CANMORE – DAY 2: See how they do afternoon tea Rockies style – For dinner in Canmore, Where the Buffalo Roam Saloon (626 Main St. #2, Canmore, AB) is an intimate candlelit bar and restaurant popular with locals.
BANFF – DAY 3: (Safely) scale a mountain, then go back in time
Enjoy the fruits of their labor during dinner at Farmstead, the James Beard Award-winning restaurant, known for its hyper-seasonal dishes like thyme-basted golden beets and hen of the woods mushrooms drizzled with pine syrup.
As one of the pioneers in the farm-to-table movement, Blackberry Farm is better suited for traveling foodies who’d rather roll up their sleeves in the garden than idle all day by the pool.
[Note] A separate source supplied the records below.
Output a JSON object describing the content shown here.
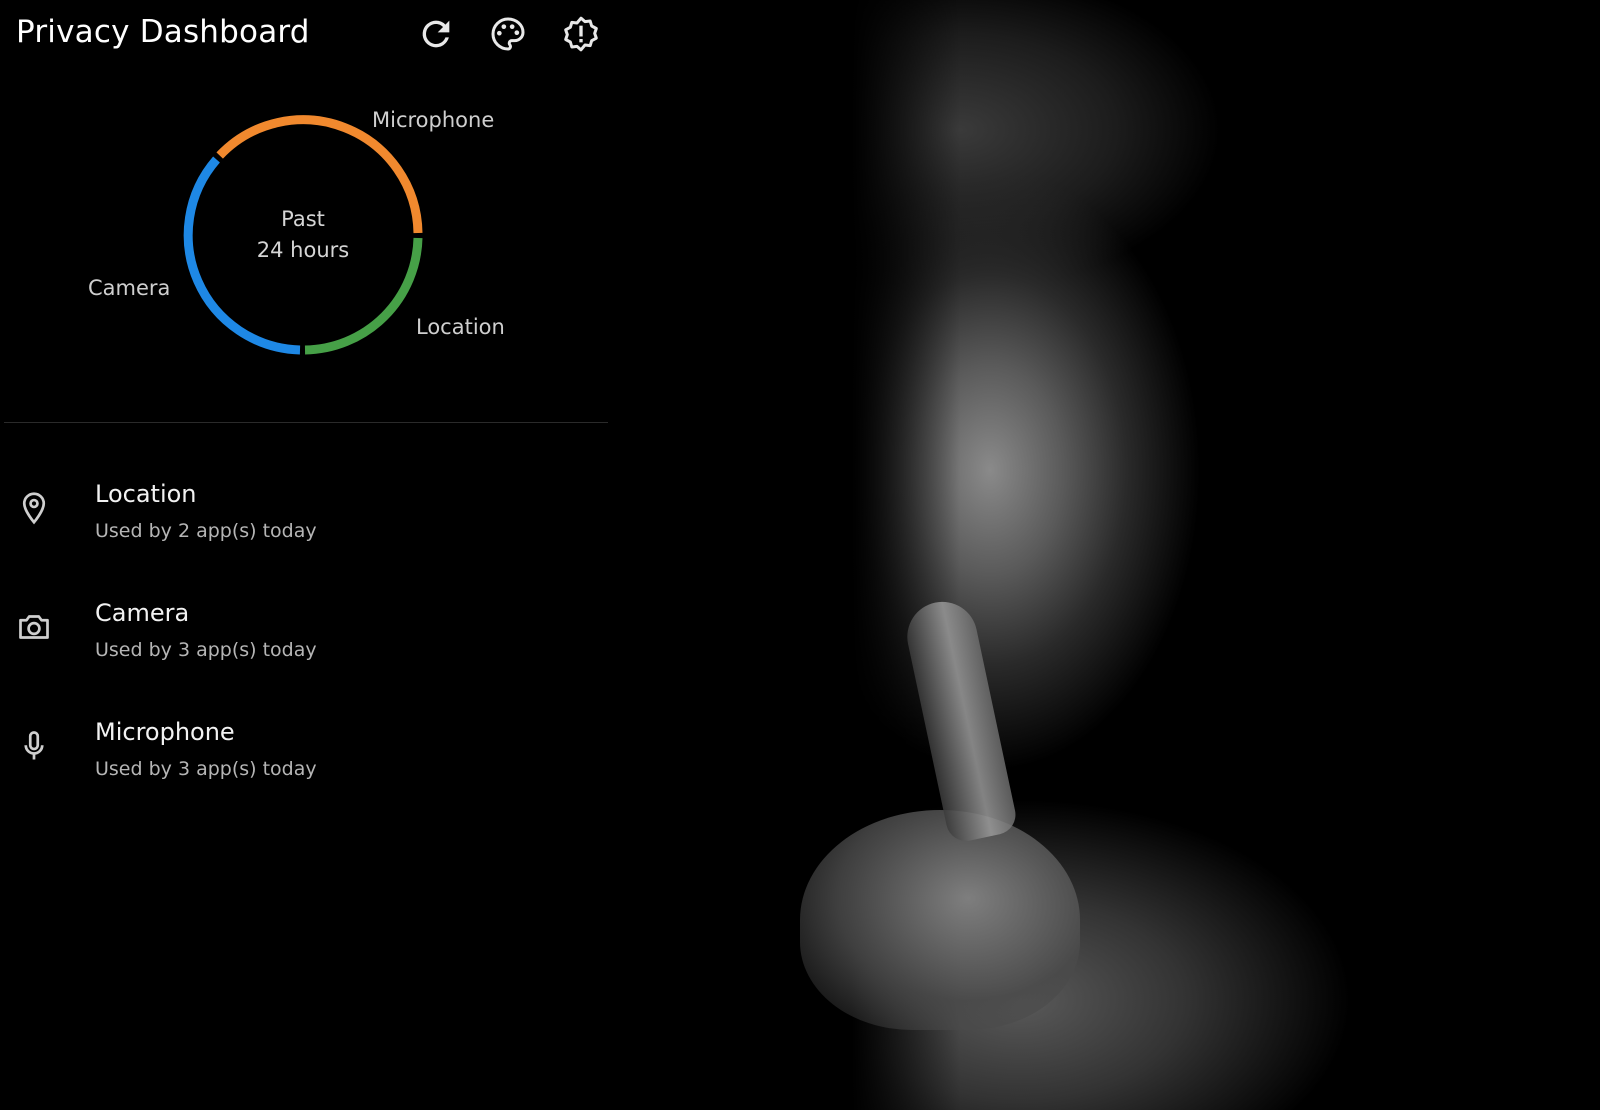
{
  "header": {
    "title": "Privacy Dashboard",
    "actions": [
      {
        "name": "refresh",
        "icon": "refresh-icon"
      },
      {
        "name": "theme",
        "icon": "palette-icon"
      },
      {
        "name": "feedback",
        "icon": "feedback-alert-icon"
      }
    ]
  },
  "summary": {
    "center_line1": "Past",
    "center_line2": "24 hours",
    "labels": {
      "microphone": "Microphone",
      "camera": "Camera",
      "location": "Location"
    },
    "colors": {
      "microphone": "#F1892E",
      "location": "#46A047",
      "camera": "#1E88E5"
    }
  },
  "permissions": [
    {
      "title": "Location",
      "subtitle": "Used by 2 app(s) today",
      "icon": "location-pin-icon"
    },
    {
      "title": "Camera",
      "subtitle": "Used by 3 app(s) today",
      "icon": "camera-icon"
    },
    {
      "title": "Microphone",
      "subtitle": "Used by 3 app(s) today",
      "icon": "microphone-icon"
    }
  ]
}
On a pastoral 4,200-acre farm and estate in the foothills of the Great Smoky Mountains, the food here has a real sense of place: ingredients are tilled from the gardens, milk and cheese is provided from the livestock, and wild mushrooms and blackberries are foraged from the surrounding area. Even the award-winning craft brewery utilizes sour cherries and persimmons picked right off the grounds.
From a Wall Street Journal online article by Margot Dougherty:
JAMES BEARD AWARD-WINNING RESTAURANTS line cobblestone streets, breweries turn out serious suds and the lobster roll is in a constant state of upscale reinvention. Portland, Maine, is a food-lover’s fantasyland, but the culture goes well beyond the plate. Works by Renoir, Homer and Picasso hang at the Portland Museum of Art, and Mother Nature puts on an all-seasons show. Set on the water—the Casco Bay islands make for picturesque day trips—the former capital of the state is rife with trails winding through its parks and promenades. Visitors are prone to mid-hike epiphanies: Why not live here? Soon after novelist Richard Russo and his wife, Barbara, moved to town, daughters Kate and Emily followed. Emily opened PRINT, a bookstore in artsy Munjoy Hill. “Our roots in Portland are very deep,” said Mr. Russo, whose new book, “Chances Are…” was written there. “I can’t think what would get us out of here now.”
Unlike its European models or even local markets like Eataly and Le District, Mercado Little Spain is not set up to provide the ingredients for tonight’s dinner. What it is useful for is on-the-spot eating of almost unparalleled quality.
I was well into my fifth meal in the complex before I came across a dish I didn’t really like; as a general rule, everything is good, which is not something restaurant critics are in the habit of saying. After eating twice in each of its three sit-down restaurants and stitching together another half-dozen meals out of items sold individually at the bars, kiosks and so on, I’m ready to declare that Mercado Little Spain offers more delicious things to eat per square foot than anywhere else in New York.